The International Conference on the Economic Aspects of Disarmament, meeting in Oslo5, heard from a survey prepared for it that 180 billion dollars are being spent annually on arms. Each atomic submarine costs approximately 160 million dollars and the latest supersonic fighter planes are priced at several millions of dollars. A Polaris nuclear-powered submarine costs 200 million dollars.
UNICEF, together with all those engaged in the struggle for social betterment and the raising of standards of living, the governments, the organizations, and individuals who have understood its purposes and provided moral and material support, has the formula to put life and substance into the words of the Declaration. If only the nations of the world could together agree to spend a fraction of their outlay on building "deterrent strengths", to develop the capacity of the young generation to adjust in health and happiness to the needs of a dynamic society! Perhaps each abortive disarmament conference would set itself a penalty - a contribution to UNICEF, the equivalent cost of one submarine or a dozen fighter planes. Today's children are surely the central factor in the strategy for peace and survival. This is what Alfred Nobel in his greatness and his vision would have understood.
* This lecture was delivered in the auditorium of the Nobel Institute by Zena Harman (Mrs. Abraham Harman), speaking for UNICEF in her capacity as chairman of its Executive Board. At one time assistant director of the Technical Assistance Department of the Prime Minister's Office in Israel and later director of the Division for International Organizations in Israel's Ministry for Foreign Affairs, Mrs. Harman had served on the UNICEF Executive Board as Israel's representative from 1952 to 1959 and again from 1962, chairing the Program Committee several times during these years before becoming chairman of the Executive Board in 1964. The text of Mrs. Harman's lecture is taken from Les Prix Nobel en 1965.
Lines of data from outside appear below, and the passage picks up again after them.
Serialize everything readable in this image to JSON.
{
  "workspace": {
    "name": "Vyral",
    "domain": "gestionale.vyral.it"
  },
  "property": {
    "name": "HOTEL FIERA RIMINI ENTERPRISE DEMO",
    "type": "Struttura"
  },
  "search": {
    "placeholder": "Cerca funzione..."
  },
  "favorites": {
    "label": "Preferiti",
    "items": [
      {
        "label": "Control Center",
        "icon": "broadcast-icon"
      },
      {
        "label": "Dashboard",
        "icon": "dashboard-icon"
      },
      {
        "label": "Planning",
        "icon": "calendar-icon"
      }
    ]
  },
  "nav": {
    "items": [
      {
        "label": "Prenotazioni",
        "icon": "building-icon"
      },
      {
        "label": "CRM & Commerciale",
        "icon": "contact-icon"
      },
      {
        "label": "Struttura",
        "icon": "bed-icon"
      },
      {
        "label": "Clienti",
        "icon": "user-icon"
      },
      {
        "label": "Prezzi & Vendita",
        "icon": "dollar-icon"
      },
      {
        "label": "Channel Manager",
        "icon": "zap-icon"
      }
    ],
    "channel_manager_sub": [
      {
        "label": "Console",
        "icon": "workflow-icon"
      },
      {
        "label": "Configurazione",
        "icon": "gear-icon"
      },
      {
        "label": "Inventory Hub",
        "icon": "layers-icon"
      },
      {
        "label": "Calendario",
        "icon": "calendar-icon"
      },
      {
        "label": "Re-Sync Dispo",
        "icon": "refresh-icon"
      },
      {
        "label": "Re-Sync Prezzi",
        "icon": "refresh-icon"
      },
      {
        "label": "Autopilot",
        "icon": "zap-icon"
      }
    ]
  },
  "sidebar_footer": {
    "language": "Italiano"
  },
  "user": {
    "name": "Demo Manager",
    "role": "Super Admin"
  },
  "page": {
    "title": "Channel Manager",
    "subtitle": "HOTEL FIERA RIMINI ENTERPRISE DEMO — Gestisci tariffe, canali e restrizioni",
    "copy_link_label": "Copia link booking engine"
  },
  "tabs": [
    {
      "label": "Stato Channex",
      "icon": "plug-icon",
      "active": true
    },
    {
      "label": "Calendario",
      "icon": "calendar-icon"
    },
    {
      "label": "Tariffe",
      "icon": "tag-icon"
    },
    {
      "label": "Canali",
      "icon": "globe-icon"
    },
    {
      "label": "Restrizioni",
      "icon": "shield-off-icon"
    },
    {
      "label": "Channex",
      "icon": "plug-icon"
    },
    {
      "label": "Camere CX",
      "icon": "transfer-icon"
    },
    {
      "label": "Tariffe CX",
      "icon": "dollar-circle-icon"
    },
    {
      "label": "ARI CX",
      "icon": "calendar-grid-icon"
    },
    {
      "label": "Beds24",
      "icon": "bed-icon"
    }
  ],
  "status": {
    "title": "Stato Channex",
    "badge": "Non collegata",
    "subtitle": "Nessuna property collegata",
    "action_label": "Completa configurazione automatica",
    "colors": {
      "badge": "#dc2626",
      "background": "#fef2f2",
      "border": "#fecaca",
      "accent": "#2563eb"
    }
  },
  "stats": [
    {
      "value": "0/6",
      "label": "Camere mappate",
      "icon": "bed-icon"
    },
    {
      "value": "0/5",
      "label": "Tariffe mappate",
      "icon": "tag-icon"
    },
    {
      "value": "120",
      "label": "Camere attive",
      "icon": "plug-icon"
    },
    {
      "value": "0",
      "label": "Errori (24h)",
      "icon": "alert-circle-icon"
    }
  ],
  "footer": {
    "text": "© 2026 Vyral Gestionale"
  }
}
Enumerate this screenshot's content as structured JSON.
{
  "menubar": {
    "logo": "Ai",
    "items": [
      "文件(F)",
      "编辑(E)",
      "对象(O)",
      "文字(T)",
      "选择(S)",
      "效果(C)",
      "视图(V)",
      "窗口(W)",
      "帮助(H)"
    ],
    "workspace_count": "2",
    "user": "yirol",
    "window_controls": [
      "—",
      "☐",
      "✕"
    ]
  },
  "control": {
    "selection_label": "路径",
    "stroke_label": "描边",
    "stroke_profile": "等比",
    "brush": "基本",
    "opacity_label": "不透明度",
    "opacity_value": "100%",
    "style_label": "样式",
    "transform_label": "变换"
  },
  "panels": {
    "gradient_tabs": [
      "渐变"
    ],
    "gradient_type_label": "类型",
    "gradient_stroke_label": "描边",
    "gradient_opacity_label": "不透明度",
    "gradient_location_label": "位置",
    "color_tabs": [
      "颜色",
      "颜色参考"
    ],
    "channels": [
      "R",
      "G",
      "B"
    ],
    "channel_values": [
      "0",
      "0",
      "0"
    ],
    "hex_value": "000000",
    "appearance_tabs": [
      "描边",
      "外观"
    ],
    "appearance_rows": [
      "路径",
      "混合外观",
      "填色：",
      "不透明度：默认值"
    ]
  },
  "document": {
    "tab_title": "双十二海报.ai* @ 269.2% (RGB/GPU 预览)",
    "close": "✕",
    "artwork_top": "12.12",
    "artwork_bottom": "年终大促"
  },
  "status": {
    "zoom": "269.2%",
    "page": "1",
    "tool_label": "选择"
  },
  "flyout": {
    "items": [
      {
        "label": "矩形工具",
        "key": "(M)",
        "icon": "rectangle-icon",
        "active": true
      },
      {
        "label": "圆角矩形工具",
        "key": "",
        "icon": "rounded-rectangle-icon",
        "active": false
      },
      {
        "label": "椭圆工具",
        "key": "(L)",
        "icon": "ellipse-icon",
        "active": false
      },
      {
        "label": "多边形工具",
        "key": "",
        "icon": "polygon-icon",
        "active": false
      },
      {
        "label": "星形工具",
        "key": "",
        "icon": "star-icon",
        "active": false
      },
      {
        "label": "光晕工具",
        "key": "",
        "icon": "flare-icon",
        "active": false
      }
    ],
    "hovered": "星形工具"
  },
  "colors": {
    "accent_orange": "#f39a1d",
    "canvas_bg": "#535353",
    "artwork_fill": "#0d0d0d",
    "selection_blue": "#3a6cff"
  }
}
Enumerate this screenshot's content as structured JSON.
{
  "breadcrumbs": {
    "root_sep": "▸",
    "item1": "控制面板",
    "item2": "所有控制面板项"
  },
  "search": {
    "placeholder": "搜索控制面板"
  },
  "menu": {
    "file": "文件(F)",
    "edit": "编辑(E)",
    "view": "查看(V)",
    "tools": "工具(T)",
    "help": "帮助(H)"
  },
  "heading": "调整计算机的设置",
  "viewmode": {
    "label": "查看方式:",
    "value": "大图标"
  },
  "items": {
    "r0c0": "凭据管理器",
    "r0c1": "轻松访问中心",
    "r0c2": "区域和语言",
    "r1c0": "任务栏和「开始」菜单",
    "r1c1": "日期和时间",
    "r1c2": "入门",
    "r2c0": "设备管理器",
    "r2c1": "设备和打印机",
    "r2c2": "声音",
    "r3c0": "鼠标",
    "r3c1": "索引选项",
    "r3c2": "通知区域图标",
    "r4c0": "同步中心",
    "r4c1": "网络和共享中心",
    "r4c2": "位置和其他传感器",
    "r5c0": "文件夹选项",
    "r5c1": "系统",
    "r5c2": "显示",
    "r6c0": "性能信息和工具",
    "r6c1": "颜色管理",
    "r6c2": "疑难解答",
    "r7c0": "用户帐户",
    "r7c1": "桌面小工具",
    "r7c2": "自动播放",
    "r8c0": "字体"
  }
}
3. The United Nations Educational, Scientific, and Cultural Organization (UNESCO) was initiated in 1945 and formally established in 1946. The International Labor Organization (ILO) was created in 1919 by the Versailles Peace Treaty, was affiliated with the League of Nations, and finally made a specialized agency of the UN in 1946; it received the Nobel Peace Prize for 1969.
From Nobel Lectures, Peace 1951-1970, Editor Frederick W. Haberman, Elsevier Publishing Company, Amsterdam, 1972
Copyright © The Nobel Foundation 1965